The increase in atmospheric temperature is mainly referred to as climate change. Climate change is the favorite time of science, as it includes not only global warming, but also the effects of global warming.
Any gas that contains toxic emissions from the Earth’s surface and is recycled is called a greenhouse gas. This gases cause destruction of the ozone layer and include carbon dioxide, sulfur hexafluoride, hydrofluorocarbons, fluorocarbons and chlorofluorocarbons.
Negative effects of climate change –
Climate change can affect human health in two important ways: first, by changing the severity or severity of health problems already affected by the climate, and, second, by causing health problems in places that have never happened before.
Seasonal effects –
Excessive air intake leads to increased temperatures and higher temperatures. This can interfere with the body’s ability to regulate its temperature. Loss of internal temperature regulation can cause seizures, including seizures, fever, fever and hyperthermia in the case of extreme heat and hypothermia and frost in the presence of extreme cold. High fever also helps to increase the risk of complications such as heart, respiratory, hypertension and diabetes.
People who work outside, are isolated, are economically poor and have chronic illnesses are at risk of heat stroke.
The effects of space –
Climate change also changed the climate, which also affected the amount of space and external pollutants, such as ozone (O3) downstream and particles. Increased levels of carbon dioxide (CO2) also promote plant growth, which in turn releases atmospheres. Increased pollen and long pollen levels can increase the risk of allergies and asthma episodes, which reduces productivity at work and at school. Fresh air, whether indoors or out, can damage the respiratory system and the heart.

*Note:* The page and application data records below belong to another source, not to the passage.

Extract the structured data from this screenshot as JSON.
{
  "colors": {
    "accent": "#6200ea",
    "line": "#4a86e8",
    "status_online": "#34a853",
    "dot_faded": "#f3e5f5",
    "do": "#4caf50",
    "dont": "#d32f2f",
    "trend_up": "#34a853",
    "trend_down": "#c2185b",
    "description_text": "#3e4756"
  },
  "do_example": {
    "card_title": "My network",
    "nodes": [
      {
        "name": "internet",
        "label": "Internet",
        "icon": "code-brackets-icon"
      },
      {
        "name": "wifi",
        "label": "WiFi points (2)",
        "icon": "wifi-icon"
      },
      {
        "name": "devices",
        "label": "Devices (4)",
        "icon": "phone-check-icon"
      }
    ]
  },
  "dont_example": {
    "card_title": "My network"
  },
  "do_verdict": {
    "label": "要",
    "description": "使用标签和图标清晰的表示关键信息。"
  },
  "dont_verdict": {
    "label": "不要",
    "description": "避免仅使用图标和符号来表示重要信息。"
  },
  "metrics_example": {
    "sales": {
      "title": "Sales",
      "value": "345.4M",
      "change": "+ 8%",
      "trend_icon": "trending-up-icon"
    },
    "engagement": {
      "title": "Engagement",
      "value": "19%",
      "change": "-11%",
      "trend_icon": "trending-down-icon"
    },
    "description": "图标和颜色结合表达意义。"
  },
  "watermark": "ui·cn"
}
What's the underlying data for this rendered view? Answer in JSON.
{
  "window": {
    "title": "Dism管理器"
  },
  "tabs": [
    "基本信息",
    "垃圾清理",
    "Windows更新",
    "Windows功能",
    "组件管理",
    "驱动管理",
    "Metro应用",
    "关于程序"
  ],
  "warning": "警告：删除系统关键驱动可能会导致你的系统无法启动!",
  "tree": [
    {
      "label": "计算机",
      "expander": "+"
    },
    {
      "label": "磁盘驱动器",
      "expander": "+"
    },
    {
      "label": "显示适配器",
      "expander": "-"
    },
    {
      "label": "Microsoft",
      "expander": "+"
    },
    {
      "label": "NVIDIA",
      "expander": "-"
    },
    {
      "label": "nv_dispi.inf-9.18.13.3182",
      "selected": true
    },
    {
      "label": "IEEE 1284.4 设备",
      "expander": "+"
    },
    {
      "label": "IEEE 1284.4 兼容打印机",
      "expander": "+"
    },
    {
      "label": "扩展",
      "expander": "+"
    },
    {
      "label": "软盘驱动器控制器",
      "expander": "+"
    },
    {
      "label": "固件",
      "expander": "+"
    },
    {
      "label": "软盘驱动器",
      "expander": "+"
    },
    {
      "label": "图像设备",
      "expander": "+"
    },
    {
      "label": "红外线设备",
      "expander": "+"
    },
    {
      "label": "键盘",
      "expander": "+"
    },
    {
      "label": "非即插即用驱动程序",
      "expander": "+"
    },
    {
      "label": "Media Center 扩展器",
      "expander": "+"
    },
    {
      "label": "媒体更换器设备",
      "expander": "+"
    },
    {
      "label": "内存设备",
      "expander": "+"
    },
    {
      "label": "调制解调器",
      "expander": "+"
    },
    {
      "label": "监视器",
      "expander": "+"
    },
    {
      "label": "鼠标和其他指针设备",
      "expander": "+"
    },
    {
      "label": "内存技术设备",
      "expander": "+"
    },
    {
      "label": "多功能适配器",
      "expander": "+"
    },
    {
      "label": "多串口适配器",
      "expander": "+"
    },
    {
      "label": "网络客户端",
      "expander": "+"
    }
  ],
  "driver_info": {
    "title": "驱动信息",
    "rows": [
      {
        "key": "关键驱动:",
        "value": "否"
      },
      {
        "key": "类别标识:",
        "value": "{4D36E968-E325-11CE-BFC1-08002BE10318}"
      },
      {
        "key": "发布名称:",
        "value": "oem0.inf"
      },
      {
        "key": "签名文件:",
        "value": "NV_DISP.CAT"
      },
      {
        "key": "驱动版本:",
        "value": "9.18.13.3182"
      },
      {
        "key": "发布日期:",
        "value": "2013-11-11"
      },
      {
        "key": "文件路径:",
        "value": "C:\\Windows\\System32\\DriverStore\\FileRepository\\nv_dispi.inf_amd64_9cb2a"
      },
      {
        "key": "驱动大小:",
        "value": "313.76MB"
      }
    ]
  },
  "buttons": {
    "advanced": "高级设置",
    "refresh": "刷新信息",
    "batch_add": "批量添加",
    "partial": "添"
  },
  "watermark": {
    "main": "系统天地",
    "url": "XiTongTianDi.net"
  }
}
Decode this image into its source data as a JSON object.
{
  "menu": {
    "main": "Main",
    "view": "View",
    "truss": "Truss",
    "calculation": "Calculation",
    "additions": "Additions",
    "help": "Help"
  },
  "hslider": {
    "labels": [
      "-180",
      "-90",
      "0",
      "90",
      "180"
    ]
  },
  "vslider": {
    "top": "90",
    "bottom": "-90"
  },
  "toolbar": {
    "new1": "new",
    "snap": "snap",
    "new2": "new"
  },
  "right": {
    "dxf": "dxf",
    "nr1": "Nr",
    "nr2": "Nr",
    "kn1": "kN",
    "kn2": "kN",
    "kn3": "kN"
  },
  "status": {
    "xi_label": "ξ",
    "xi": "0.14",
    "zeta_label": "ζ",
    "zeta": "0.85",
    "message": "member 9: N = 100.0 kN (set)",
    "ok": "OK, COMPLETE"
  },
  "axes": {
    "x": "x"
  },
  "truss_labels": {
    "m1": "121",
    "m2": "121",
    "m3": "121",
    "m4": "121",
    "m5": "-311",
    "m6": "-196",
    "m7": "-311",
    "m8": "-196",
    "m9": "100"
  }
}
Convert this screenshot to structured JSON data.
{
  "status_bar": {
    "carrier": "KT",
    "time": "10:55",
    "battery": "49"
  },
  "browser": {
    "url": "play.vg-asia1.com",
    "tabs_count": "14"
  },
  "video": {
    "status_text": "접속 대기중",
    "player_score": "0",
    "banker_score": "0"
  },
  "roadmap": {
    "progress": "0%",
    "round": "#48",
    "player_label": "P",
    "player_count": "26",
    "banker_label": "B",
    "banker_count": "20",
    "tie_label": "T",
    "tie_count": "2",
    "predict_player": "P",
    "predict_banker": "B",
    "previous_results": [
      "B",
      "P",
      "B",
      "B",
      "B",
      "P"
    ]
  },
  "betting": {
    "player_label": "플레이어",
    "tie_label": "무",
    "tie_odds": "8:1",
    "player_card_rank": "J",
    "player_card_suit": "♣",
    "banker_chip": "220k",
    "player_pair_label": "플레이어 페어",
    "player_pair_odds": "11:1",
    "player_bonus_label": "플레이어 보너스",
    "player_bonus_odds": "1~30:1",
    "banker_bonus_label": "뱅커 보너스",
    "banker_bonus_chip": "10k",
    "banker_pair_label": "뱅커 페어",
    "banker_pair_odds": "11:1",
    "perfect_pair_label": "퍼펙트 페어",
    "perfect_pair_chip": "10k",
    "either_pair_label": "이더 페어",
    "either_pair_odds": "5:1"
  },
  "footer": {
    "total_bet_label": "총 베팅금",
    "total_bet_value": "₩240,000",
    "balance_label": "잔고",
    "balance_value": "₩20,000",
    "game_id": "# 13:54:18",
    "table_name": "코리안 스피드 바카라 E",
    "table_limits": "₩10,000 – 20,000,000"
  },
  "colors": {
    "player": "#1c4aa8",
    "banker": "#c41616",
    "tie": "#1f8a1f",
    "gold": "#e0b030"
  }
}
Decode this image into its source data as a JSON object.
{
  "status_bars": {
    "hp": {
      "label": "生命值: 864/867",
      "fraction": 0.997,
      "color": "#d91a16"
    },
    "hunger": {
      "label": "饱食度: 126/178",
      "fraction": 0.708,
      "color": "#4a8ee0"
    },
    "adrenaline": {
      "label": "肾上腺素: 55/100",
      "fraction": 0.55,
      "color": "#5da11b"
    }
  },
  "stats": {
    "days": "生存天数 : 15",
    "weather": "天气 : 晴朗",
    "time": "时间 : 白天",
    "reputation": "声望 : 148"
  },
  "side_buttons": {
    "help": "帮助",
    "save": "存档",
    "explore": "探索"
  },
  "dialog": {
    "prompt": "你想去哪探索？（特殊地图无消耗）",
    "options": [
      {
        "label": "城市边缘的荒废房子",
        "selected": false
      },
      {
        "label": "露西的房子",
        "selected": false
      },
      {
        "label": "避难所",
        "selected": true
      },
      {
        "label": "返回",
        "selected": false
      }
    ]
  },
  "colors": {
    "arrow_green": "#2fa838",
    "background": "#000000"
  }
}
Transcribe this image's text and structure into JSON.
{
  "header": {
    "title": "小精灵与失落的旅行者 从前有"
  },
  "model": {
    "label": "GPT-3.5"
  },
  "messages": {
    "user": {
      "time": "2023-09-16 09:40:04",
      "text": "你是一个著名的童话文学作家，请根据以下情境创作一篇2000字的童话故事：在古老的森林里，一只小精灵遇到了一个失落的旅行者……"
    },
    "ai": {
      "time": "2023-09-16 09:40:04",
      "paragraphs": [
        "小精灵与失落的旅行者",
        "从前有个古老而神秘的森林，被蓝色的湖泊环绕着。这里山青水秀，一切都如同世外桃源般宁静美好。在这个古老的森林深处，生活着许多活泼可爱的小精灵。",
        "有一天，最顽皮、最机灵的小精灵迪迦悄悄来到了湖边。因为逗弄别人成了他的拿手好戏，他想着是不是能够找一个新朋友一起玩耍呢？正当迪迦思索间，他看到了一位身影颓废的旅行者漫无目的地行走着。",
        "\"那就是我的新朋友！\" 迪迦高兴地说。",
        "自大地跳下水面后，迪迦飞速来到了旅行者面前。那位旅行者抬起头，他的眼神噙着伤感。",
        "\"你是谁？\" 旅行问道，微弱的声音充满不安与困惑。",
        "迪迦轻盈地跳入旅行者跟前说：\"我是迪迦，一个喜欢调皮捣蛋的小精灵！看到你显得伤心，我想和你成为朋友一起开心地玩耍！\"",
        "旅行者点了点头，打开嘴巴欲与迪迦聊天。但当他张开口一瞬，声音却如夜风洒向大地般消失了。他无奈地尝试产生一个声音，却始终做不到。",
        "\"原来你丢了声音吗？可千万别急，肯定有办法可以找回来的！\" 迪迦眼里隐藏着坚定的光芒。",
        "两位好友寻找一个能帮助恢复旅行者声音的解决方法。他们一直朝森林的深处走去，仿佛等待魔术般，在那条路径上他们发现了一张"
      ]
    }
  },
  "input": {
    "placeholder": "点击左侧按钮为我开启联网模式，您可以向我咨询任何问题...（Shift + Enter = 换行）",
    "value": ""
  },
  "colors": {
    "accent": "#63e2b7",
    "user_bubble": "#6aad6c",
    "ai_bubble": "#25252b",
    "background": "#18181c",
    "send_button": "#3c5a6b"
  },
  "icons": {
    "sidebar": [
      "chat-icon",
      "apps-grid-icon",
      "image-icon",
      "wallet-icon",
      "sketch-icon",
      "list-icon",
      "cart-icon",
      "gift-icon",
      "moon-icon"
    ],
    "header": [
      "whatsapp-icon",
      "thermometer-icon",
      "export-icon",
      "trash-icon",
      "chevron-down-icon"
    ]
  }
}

Side effects –
Climate change leads to an increased availability and risk of other catastrophic events that can lead to health problems, such as death or injury from events, such as drowning. Health effects can occur before and after a traumatic event, such as people involved in activities such as emergency preparedness and post-traumatic stress that put your health at risk. The magnitude and severity of health problems associated with traumatic events depend on the physical stress that has occurred.
Vector disease –
Infectious diseases are transmitted by vectors, including mosquitoes, ticks and fleas. These vectors can carry pathogens, such as viruses, bacteria and protozoa, which spread from one agent to another. Climate, the spread and spread of vector diseases are strongly influenced by climate. Climate change can have short- and long-term effects on vector-borne diseases and infectious diseases, which affect climate risk and disease for many years.
Water-related diseases –
Climate change is expected to affect water and water resources in order to increase human exposure to waterborne pathogens. Waterborne diseases are also caused by other harmful algae and liquid chemicals that enter the water as a result of human activity. The discovery occurs through ingestion, direct contact with drinks or leisure water and the use of fish and seafood.
Mental health problems –
The health effects of climate change result from minor stressors and suffering from serious health problems, such as anxiety, depression, post-traumatic stress disorder and suicidal habits. Children, the elderly, women, people with pre-existing psychiatric disorders, financial problems and homelessness are at an increased risk of psychiatric complications.
Food safety effects –
Climate change affects global security, region and region, disrupts food security, food and makes it difficult to use. High CO2 levels can reduce the amount of essential proteins and enzymes during high consumption of crops, including wheat, rice and potatoes, which can affect human health. Malnutrition can disrupt people’s lives.